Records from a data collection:
::::::::

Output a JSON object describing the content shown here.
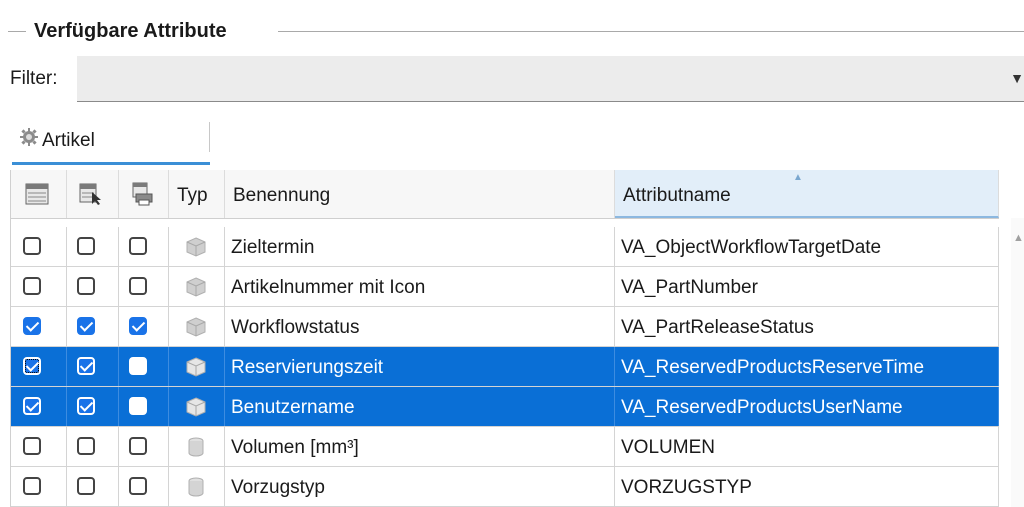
{
  "group_title": "Verfügbare Attribute",
  "filter": {
    "label": "Filter:",
    "value": ""
  },
  "tabs": [
    {
      "label": "Artikel",
      "icon": "gear-icon",
      "active": true
    }
  ],
  "table": {
    "columns": [
      "",
      "",
      "",
      "Typ",
      "Benennung",
      "Attributname"
    ],
    "header_icons": [
      "column-layout-icon",
      "select-column-icon",
      "print-column-icon"
    ],
    "sorted_column": "Attributname",
    "rows": [
      {
        "c1": false,
        "c2": false,
        "c3": false,
        "type_icon": "cube-icon",
        "benennung": "Zieltermin",
        "attributname": "VA_ObjectWorkflowTargetDate",
        "selected": false
      },
      {
        "c1": false,
        "c2": false,
        "c3": false,
        "type_icon": "cube-icon",
        "benennung": "Artikelnummer mit Icon",
        "attributname": "VA_PartNumber",
        "selected": false
      },
      {
        "c1": true,
        "c2": true,
        "c3": true,
        "type_icon": "cube-icon",
        "benennung": "Workflowstatus",
        "attributname": "VA_PartReleaseStatus",
        "selected": false
      },
      {
        "c1": true,
        "c2": true,
        "c3": false,
        "type_icon": "cube-icon",
        "benennung": "Reservierungszeit",
        "attributname": "VA_ReservedProductsReserveTime",
        "selected": true
      },
      {
        "c1": true,
        "c2": true,
        "c3": false,
        "type_icon": "cube-icon",
        "benennung": "Benutzername",
        "attributname": "VA_ReservedProductsUserName",
        "selected": true
      },
      {
        "c1": false,
        "c2": false,
        "c3": false,
        "type_icon": "database-icon",
        "benennung": "Volumen [mm³]",
        "attributname": "VOLUMEN",
        "selected": false
      },
      {
        "c1": false,
        "c2": false,
        "c3": false,
        "type_icon": "database-icon",
        "benennung": "Vorzugstyp",
        "attributname": "VORZUGSTYP",
        "selected": false
      }
    ]
  },
  "colors": {
    "selection": "#0a6fd6",
    "checkbox_on": "#1a73e8",
    "accent": "#3b8fd6"
  }
}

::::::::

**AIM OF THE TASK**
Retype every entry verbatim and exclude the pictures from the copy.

**EXERCISE SOLUTION**
Output a JSON object describing the content shown here.
{
  "group_title": "Verfügbare Attribute",
  "filter": {
    "label": "Filter:",
    "value": ""
  },
  "tabs": [
    {
      "label": "Artikel",
      "icon": "gear-icon",
      "active": true
    }
  ],
  "table": {
    "columns": [
      "",
      "",
      "",
      "Typ",
      "Benennung",
      "Attributname"
    ],
    "header_icons": [
      "column-layout-icon",
      "select-column-icon",
      "print-column-icon"
    ],
    "sorted_column": "Attributname",
    "rows": [
      {
        "c1": false,
        "c2": false,
        "c3": false,
        "type_icon": "cube-icon",
        "benennung": "Zieltermin",
        "attributname": "VA_ObjectWorkflowTargetDate",
        "selected": false
      },
      {
        "c1": false,
        "c2": false,
        "c3": false,
        "type_icon": "cube-icon",
        "benennung": "Artikelnummer mit Icon",
        "attributname": "VA_PartNumber",
        "selected": false
      },
      {
        "c1": true,
        "c2": true,
        "c3": true,
        "type_icon": "cube-icon",
        "benennung": "Workflowstatus",
        "attributname": "VA_PartReleaseStatus",
        "selected": false
      },
      {
        "c1": true,
        "c2": true,
        "c3": false,
        "type_icon": "cube-icon",
        "benennung": "Reservierungszeit",
        "attributname": "VA_ReservedProductsReserveTime",
        "selected": true
      },
      {
        "c1": true,
        "c2": true,
        "c3": false,
        "type_icon": "cube-icon",
        "benennung": "Benutzername",
        "attributname": "VA_ReservedProductsUserName",
        "selected": true
      },
      {
        "c1": false,
        "c2": false,
        "c3": false,
        "type_icon": "database-icon",
        "benennung": "Volumen [mm³]",
        "attributname": "VOLUMEN",
        "selected": false
      },
      {
        "c1": false,
        "c2": false,
        "c3": false,
        "type_icon": "database-icon",
        "benennung": "Vorzugstyp",
        "attributname": "VORZUGSTYP",
        "selected": false
      }
    ]
  },
  "colors": {
    "selection": "#0a6fd6",
    "checkbox_on": "#1a73e8",
    "accent": "#3b8fd6"
  }
}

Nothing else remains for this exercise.